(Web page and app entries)
:::::
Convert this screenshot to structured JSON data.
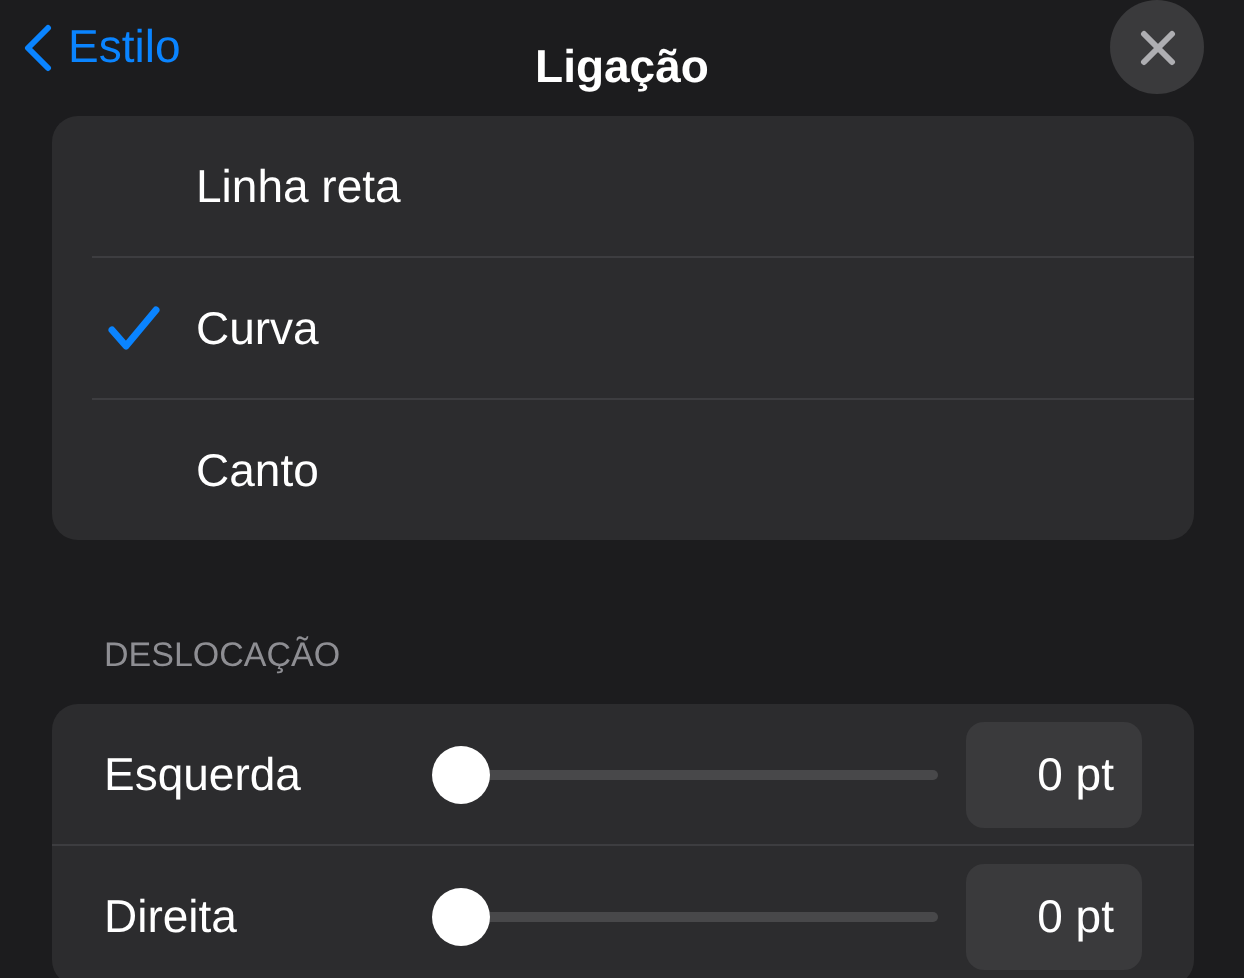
{
  "header": {
    "back": {
      "label": "Estilo"
    },
    "title": "Ligação"
  },
  "connection_types": [
    {
      "label": "Linha reta",
      "selected": false
    },
    {
      "label": "Curva",
      "selected": true
    },
    {
      "label": "Canto",
      "selected": false
    }
  ],
  "offset": {
    "heading": "DESLOCAÇÃO",
    "rows": [
      {
        "label": "Esquerda",
        "level": 0,
        "value": "0 pt"
      },
      {
        "label": "Direita",
        "level": 0,
        "value": "0 pt"
      }
    ]
  }
}
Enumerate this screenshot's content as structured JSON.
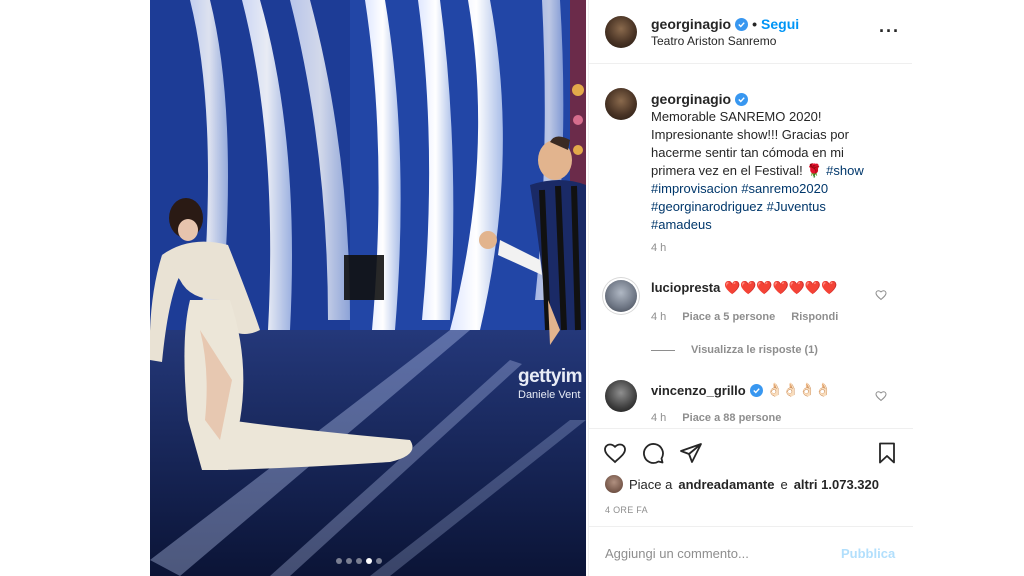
{
  "header": {
    "username": "georginagio",
    "separator": "•",
    "follow_label": "Segui",
    "location": "Teatro Ariston Sanremo",
    "more_icon": "more-horizontal-icon"
  },
  "photo": {
    "watermark_brand": "gettyim",
    "watermark_credit": "Daniele Vent",
    "carousel_dots": 5,
    "active_dot": 4
  },
  "caption": {
    "username": "georginagio",
    "lines": [
      "Memorable SANREMO 2020!",
      "Impresionante show!!! Gracias por",
      "hacerme sentir tan cómoda en mi",
      "primera vez en el Festival! 🌹 "
    ],
    "inline_tag": "#show",
    "tag_lines": [
      "#improvisacion #sanremo2020",
      "#georginarodriguez #Juventus",
      "#amadeus"
    ],
    "time": "4 h"
  },
  "comments": [
    {
      "username": "luciopresta",
      "text": "❤️❤️❤️❤️❤️❤️❤️",
      "time": "4 h",
      "likes": "Piace a 5 persone",
      "reply": "Rispondi"
    },
    {
      "username": "vincenzo_grillo",
      "text": "👌🏻👌🏻👌🏻👌🏻",
      "time": "4 h",
      "likes": "Piace a 88 persone"
    }
  ],
  "view_replies": "Visualizza le risposte (1)",
  "actions": {
    "like_icon": "heart-icon",
    "comment_icon": "comment-icon",
    "share_icon": "paper-plane-icon",
    "save_icon": "bookmark-icon"
  },
  "likes_summary": {
    "prefix": "Piace a",
    "user": "andreadamante",
    "middle": "e",
    "count": "altri 1.073.320"
  },
  "time_ago": "4 ORE FA",
  "comment_box": {
    "placeholder": "Aggiungi un commento...",
    "publish_label": "Pubblica"
  },
  "colors": {
    "accent": "#0095f6",
    "verified": "#3897f0",
    "publish_disabled": "#b2dffc",
    "hashtag": "#00376b"
  }
}
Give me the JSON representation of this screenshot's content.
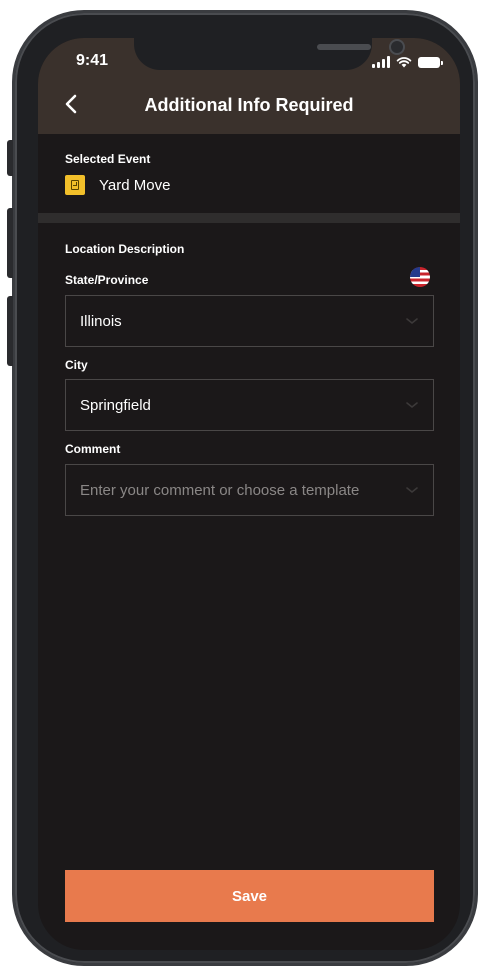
{
  "status_bar": {
    "time": "9:41",
    "icons": [
      "signal-icon",
      "wifi-icon",
      "battery-icon"
    ]
  },
  "header": {
    "title": "Additional Info Required",
    "back_icon": "chevron-left-icon"
  },
  "selected_event": {
    "label": "Selected Event",
    "name": "Yard Move",
    "icon": "yard-move-icon",
    "icon_color": "#f2bf2a"
  },
  "location": {
    "section_label": "Location Description",
    "state_label": "State/Province",
    "state_value": "Illinois",
    "country_icon": "us-flag-icon",
    "city_label": "City",
    "city_value": "Springfield",
    "comment_label": "Comment",
    "comment_placeholder": "Enter your comment or choose a template"
  },
  "actions": {
    "save_label": "Save",
    "save_color": "#e87a4d"
  },
  "theme": {
    "header_bg": "#3a312c",
    "screen_bg": "#1b1819",
    "field_border": "#4a4747"
  }
}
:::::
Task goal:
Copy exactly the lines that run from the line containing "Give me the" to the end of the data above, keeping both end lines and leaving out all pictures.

Result for this exercise:
Give me the JSON representation of this screenshot's content.
{
  "status_bar": {
    "time": "9:41",
    "icons": [
      "signal-icon",
      "wifi-icon",
      "battery-icon"
    ]
  },
  "header": {
    "title": "Additional Info Required",
    "back_icon": "chevron-left-icon"
  },
  "selected_event": {
    "label": "Selected Event",
    "name": "Yard Move",
    "icon": "yard-move-icon",
    "icon_color": "#f2bf2a"
  },
  "location": {
    "section_label": "Location Description",
    "state_label": "State/Province",
    "state_value": "Illinois",
    "country_icon": "us-flag-icon",
    "city_label": "City",
    "city_value": "Springfield",
    "comment_label": "Comment",
    "comment_placeholder": "Enter your comment or choose a template"
  },
  "actions": {
    "save_label": "Save",
    "save_color": "#e87a4d"
  },
  "theme": {
    "header_bg": "#3a312c",
    "screen_bg": "#1b1819",
    "field_border": "#4a4747"
  }
}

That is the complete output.